organization
publishing date
type
Contribution to journal
publication status
published
subject
keywords
Camarhynchus, Philornis downsi, parasite, mate choice, disassortative, pairing, asymmetric reproductive isolation
in
American Naturalist
volume
183
issue
3
pages
325 - 341
publisher
University of Chicago Press
external identifiers
  • wos:000331599200005
  • scopus:84894359209
ISSN
0003-0147
DOI
10.1086/674899
language
English
LU publication?
yes
id
2cfe2716-9044-4b43-859d-6528aaae70f1 (old id 4417586)
date added to LUP
2014-04-30 11:58:36
date last changed
2017-11-19 03:21:58
@article{2cfe2716-9044-4b43-859d-6528aaae70f1,
  abstract     = {Species hybridization can lead to fitness costs, species collapse, and novel evolutionary trajectories in changing environments. Hybridization is predicted to be more common when environmental conditions change rapidly. Here, we test patterns of hybridization in three sympatric tree finch species (small tree finch Camarhynchus parvulus, medium tree finch Camarhynchus pauper, and large tree finch: Camarhynchus psittacula) that are currently recognized on Floreana Island, Galaapagos Archipelago. Genetic analysis of microsatellite data from contemporary samples showed two genetic populations and one hybrid cluster in both 2005 and 2010; hybrid individuals were derived from genetic population 1 (small morph) and genetic population 2 (large morph). Females of the large and rare species were more likely to pair with males of the small common species. Finch populations differed in morphology in 1852--1906 compared with 2005/2010. An unsupervised clustering method showed (a) support for three morphological clusters in the historical tree finch sample (1852--1906), which is consistent with current species recognition; (b) support for two or three morphological clusters in 2005 with some (19%) hybridization; and (c) support for just two morphological clusters in 2010 with frequent (41%) hybridization. We discuss these findings in relation to species demarcations of Camarhynchus tree finches on Floreana Island.},

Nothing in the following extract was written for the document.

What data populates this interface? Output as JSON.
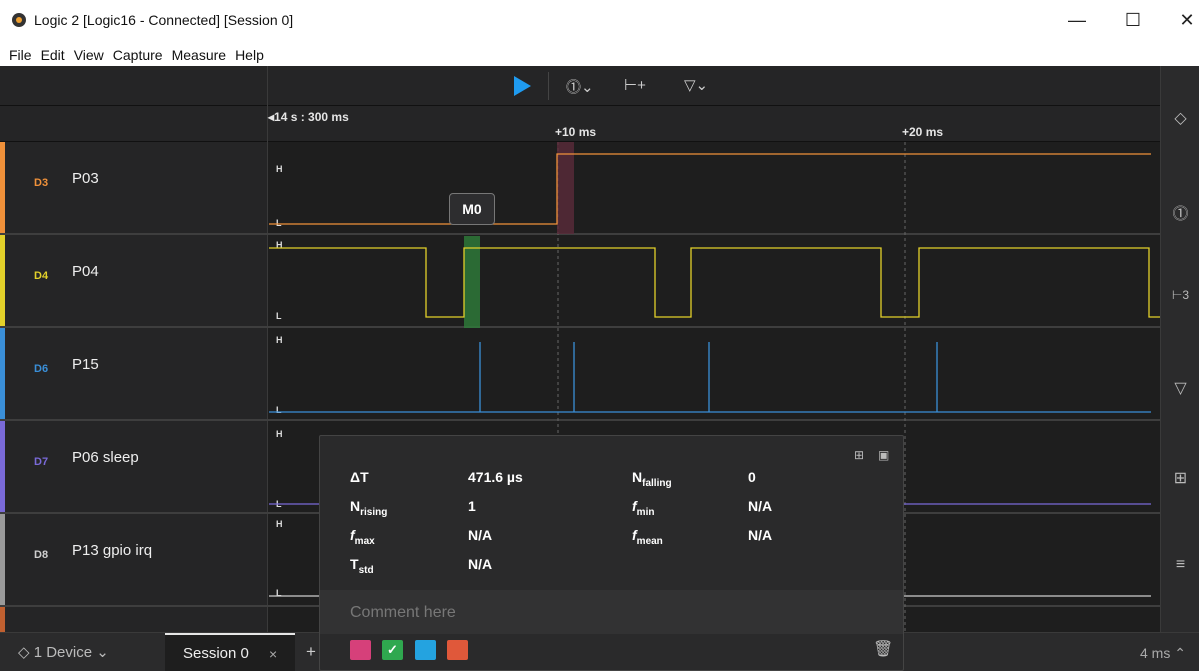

  author       = {Kleindorfer, Sonia and O'Connor, Jody A. and Dudaniec, Rachael and Myers, Steven A. and Robertson, Jeremy and Sulloway, Frank J.},
  issn         = {0003-0147},
  keyword      = {Camarhynchus,Philornis downsi,parasite,mate choice,disassortative,pairing,asymmetric reproductive isolation},
  language     = {eng},
  number       = {3},
  pages        = {325--341},
  publisher    = {University of Chicago Press},
  series       = {American Naturalist},
  title        = {Species Collapse via Hybridization in Darwin's Tree Finches},
  url          = {http://dx.doi.org/10.1086/674899},
  volume       = {183},
  year         = {2014},
}